-- Task to complete --
Down to the final line, reproduce the entries that follow exactly.

-- Supplied material --
○ ○ ○ ○ ○ ○ ○

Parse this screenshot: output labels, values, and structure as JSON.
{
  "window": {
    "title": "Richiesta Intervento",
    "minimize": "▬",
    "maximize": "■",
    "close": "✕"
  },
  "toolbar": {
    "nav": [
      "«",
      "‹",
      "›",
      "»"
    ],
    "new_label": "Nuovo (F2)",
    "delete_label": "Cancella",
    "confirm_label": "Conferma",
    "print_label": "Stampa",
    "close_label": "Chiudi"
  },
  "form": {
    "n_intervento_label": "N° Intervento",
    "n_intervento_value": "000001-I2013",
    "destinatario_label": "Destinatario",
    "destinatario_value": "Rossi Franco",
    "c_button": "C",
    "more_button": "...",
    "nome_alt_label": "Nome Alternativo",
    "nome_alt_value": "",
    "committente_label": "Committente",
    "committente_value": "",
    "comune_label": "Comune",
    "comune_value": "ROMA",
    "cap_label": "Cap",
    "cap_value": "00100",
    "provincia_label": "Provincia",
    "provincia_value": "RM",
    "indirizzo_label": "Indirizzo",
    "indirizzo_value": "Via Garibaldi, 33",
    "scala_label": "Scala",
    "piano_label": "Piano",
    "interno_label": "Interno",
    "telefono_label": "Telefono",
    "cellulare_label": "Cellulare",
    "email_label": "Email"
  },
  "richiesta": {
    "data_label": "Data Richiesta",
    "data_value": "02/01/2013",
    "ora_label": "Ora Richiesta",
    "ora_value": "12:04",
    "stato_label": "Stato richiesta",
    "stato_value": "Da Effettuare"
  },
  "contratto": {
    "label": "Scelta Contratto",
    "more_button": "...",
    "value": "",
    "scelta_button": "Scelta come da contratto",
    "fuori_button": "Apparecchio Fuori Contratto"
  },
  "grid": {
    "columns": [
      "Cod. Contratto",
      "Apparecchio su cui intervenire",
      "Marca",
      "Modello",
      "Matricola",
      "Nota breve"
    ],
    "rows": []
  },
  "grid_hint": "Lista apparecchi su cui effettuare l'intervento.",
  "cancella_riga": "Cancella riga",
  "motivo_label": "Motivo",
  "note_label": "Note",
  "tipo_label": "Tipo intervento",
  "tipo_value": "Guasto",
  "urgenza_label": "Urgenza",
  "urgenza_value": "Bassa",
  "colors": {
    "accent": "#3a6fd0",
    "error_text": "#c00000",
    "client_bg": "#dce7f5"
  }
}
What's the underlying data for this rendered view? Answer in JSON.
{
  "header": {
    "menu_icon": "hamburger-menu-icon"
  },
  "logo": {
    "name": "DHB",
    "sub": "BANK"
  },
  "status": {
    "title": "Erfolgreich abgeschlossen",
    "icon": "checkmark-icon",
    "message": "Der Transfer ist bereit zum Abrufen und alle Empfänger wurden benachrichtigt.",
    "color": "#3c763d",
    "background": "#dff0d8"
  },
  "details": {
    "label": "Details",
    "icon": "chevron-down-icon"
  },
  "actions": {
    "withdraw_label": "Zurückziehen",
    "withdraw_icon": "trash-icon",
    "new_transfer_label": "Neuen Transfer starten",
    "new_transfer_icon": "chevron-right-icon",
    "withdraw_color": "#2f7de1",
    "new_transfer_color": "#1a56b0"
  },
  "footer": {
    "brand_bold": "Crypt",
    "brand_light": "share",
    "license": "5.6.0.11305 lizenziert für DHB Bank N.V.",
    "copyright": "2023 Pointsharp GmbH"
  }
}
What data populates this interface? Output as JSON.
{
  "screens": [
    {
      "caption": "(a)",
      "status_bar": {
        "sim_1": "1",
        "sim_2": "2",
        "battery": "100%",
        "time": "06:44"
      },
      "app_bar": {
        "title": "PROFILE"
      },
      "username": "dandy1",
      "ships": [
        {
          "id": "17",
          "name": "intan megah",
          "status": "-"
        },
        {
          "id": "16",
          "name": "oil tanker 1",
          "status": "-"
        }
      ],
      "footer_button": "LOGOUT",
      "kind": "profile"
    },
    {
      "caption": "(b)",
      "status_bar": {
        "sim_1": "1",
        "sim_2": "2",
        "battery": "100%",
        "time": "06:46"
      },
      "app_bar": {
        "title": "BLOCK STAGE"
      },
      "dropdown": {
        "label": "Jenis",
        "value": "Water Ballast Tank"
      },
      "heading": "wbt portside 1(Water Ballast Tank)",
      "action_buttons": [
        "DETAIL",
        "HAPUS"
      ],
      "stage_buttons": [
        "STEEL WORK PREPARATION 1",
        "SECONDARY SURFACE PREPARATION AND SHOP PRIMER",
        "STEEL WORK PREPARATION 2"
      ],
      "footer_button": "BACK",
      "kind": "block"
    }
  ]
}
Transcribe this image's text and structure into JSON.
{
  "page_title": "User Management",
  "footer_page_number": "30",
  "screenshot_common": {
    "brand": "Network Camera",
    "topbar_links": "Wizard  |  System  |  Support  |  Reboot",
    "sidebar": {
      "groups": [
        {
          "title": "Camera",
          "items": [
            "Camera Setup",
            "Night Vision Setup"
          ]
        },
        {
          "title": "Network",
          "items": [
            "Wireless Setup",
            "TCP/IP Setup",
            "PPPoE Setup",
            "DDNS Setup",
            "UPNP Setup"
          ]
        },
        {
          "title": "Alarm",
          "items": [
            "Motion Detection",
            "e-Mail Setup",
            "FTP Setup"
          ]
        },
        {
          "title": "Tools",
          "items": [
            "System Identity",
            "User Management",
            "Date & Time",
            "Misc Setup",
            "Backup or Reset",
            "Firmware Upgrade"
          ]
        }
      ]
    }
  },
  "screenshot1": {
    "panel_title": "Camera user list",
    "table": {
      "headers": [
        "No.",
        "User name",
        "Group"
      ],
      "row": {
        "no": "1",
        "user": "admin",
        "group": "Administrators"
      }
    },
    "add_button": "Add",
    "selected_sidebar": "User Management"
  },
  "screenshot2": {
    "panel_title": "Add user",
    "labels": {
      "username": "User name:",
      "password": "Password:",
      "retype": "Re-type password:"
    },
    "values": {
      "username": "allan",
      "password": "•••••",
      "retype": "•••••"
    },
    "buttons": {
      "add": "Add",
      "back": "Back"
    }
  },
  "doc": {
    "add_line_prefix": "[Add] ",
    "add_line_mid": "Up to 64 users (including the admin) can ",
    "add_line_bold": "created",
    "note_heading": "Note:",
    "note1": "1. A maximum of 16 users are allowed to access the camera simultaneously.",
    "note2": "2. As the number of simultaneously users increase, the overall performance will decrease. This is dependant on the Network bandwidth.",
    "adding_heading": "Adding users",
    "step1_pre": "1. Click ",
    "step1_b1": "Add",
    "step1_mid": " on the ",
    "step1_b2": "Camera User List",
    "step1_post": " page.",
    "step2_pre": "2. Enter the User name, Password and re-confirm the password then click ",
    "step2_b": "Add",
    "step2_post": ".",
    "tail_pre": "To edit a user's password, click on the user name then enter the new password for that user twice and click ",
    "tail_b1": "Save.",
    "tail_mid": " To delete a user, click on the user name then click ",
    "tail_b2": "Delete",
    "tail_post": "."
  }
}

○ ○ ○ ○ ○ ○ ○

-- Answer section --
Parse this screenshot: output labels, values, and structure as JSON.
{
  "window": {
    "title": "Richiesta Intervento",
    "minimize": "▬",
    "maximize": "■",
    "close": "✕"
  },
  "toolbar": {
    "nav": [
      "«",
      "‹",
      "›",
      "»"
    ],
    "new_label": "Nuovo (F2)",
    "delete_label": "Cancella",
    "confirm_label": "Conferma",
    "print_label": "Stampa",
    "close_label": "Chiudi"
  },
  "form": {
    "n_intervento_label": "N° Intervento",
    "n_intervento_value": "000001-I2013",
    "destinatario_label": "Destinatario",
    "destinatario_value": "Rossi Franco",
    "c_button": "C",
    "more_button": "...",
    "nome_alt_label": "Nome Alternativo",
    "nome_alt_value": "",
    "committente_label": "Committente",
    "committente_value": "",
    "comune_label": "Comune",
    "comune_value": "ROMA",
    "cap_label": "Cap",
    "cap_value": "00100",
    "provincia_label": "Provincia",
    "provincia_value": "RM",
    "indirizzo_label": "Indirizzo",
    "indirizzo_value": "Via Garibaldi, 33",
    "scala_label": "Scala",
    "piano_label": "Piano",
    "interno_label": "Interno",
    "telefono_label": "Telefono",
    "cellulare_label": "Cellulare",
    "email_label": "Email"
  },
  "richiesta": {
    "data_label": "Data Richiesta",
    "data_value": "02/01/2013",
    "ora_label": "Ora Richiesta",
    "ora_value": "12:04",
    "stato_label": "Stato richiesta",
    "stato_value": "Da Effettuare"
  },
  "contratto": {
    "label": "Scelta Contratto",
    "more_button": "...",
    "value": "",
    "scelta_button": "Scelta come da contratto",
    "fuori_button": "Apparecchio Fuori Contratto"
  },
  "grid": {
    "columns": [
      "Cod. Contratto",
      "Apparecchio su cui intervenire",
      "Marca",
      "Modello",
      "Matricola",
      "Nota breve"
    ],
    "rows": []
  },
  "grid_hint": "Lista apparecchi su cui effettuare l'intervento.",
  "cancella_riga": "Cancella riga",
  "motivo_label": "Motivo",
  "note_label": "Note",
  "tipo_label": "Tipo intervento",
  "tipo_value": "Guasto",
  "urgenza_label": "Urgenza",
  "urgenza_value": "Bassa",
  "colors": {
    "accent": "#3a6fd0",
    "error_text": "#c00000",
    "client_bg": "#dce7f5"
  }
}
What's the underlying data for this rendered view? Answer in JSON.
{
  "header": {
    "menu_icon": "hamburger-menu-icon"
  },
  "logo": {
    "name": "DHB",
    "sub": "BANK"
  },
  "status": {
    "title": "Erfolgreich abgeschlossen",
    "icon": "checkmark-icon",
    "message": "Der Transfer ist bereit zum Abrufen und alle Empfänger wurden benachrichtigt.",
    "color": "#3c763d",
    "background": "#dff0d8"
  },
  "details": {
    "label": "Details",
    "icon": "chevron-down-icon"
  },
  "actions": {
    "withdraw_label": "Zurückziehen",
    "withdraw_icon": "trash-icon",
    "new_transfer_label": "Neuen Transfer starten",
    "new_transfer_icon": "chevron-right-icon",
    "withdraw_color": "#2f7de1",
    "new_transfer_color": "#1a56b0"
  },
  "footer": {
    "brand_bold": "Crypt",
    "brand_light": "share",
    "license": "5.6.0.11305 lizenziert für DHB Bank N.V.",
    "copyright": "2023 Pointsharp GmbH"
  }
}
What data populates this interface? Output as JSON.
{
  "screens": [
    {
      "caption": "(a)",
      "status_bar": {
        "sim_1": "1",
        "sim_2": "2",
        "battery": "100%",
        "time": "06:44"
      },
      "app_bar": {
        "title": "PROFILE"
      },
      "username": "dandy1",
      "ships": [
        {
          "id": "17",
          "name": "intan megah",
          "status": "-"
        },
        {
          "id": "16",
          "name": "oil tanker 1",
          "status": "-"
        }
      ],
      "footer_button": "LOGOUT",
      "kind": "profile"
    },
    {
      "caption": "(b)",
      "status_bar": {
        "sim_1": "1",
        "sim_2": "2",
        "battery": "100%",
        "time": "06:46"
      },
      "app_bar": {
        "title": "BLOCK STAGE"
      },
      "dropdown": {
        "label": "Jenis",
        "value": "Water Ballast Tank"
      },
      "heading": "wbt portside 1(Water Ballast Tank)",
      "action_buttons": [
        "DETAIL",
        "HAPUS"
      ],
      "stage_buttons": [
        "STEEL WORK PREPARATION 1",
        "SECONDARY SURFACE PREPARATION AND SHOP PRIMER",
        "STEEL WORK PREPARATION 2"
      ],
      "footer_button": "BACK",
      "kind": "block"
    }
  ]
}
Transcribe this image's text and structure into JSON.
{
  "page_title": "User Management",
  "footer_page_number": "30",
  "screenshot_common": {
    "brand": "Network Camera",
    "topbar_links": "Wizard  |  System  |  Support  |  Reboot",
    "sidebar": {
      "groups": [
        {
          "title": "Camera",
          "items": [
            "Camera Setup",
            "Night Vision Setup"
          ]
        },
        {
          "title": "Network",
          "items": [
            "Wireless Setup",
            "TCP/IP Setup",
            "PPPoE Setup",
            "DDNS Setup",
            "UPNP Setup"
          ]
        },
        {
          "title": "Alarm",
          "items": [
            "Motion Detection",
            "e-Mail Setup",
            "FTP Setup"
          ]
        },
        {
          "title": "Tools",
          "items": [
            "System Identity",
            "User Management",
            "Date & Time",
            "Misc Setup",
            "Backup or Reset",
            "Firmware Upgrade"
          ]
        }
      ]
    }
  },
  "screenshot1": {
    "panel_title": "Camera user list",
    "table": {
      "headers": [
        "No.",
        "User name",
        "Group"
      ],
      "row": {
        "no": "1",
        "user": "admin",
        "group": "Administrators"
      }
    },
    "add_button": "Add",
    "selected_sidebar": "User Management"
  },
  "screenshot2": {
    "panel_title": "Add user",
    "labels": {
      "username": "User name:",
      "password": "Password:",
      "retype": "Re-type password:"
    },
    "values": {
      "username": "allan",
      "password": "•••••",
      "retype": "•••••"
    },
    "buttons": {
      "add": "Add",
      "back": "Back"
    }
  },
  "doc": {
    "add_line_prefix": "[Add] ",
    "add_line_mid": "Up to 64 users (including the admin) can ",
    "add_line_bold": "created",
    "note_heading": "Note:",
    "note1": "1. A maximum of 16 users are allowed to access the camera simultaneously.",
    "note2": "2. As the number of simultaneously users increase, the overall performance will decrease. This is dependant on the Network bandwidth.",
    "adding_heading": "Adding users",
    "step1_pre": "1. Click ",
    "step1_b1": "Add",
    "step1_mid": " on the ",
    "step1_b2": "Camera User List",
    "step1_post": " page.",
    "step2_pre": "2. Enter the User name, Password and re-confirm the password then click ",
    "step2_b": "Add",
    "step2_post": ".",
    "tail_pre": "To edit a user's password, click on the user name then enter the new password for that user twice and click ",
    "tail_b1": "Save.",
    "tail_mid": " To delete a user, click on the user name then click ",
    "tail_b2": "Delete",
    "tail_post": "."
  }
}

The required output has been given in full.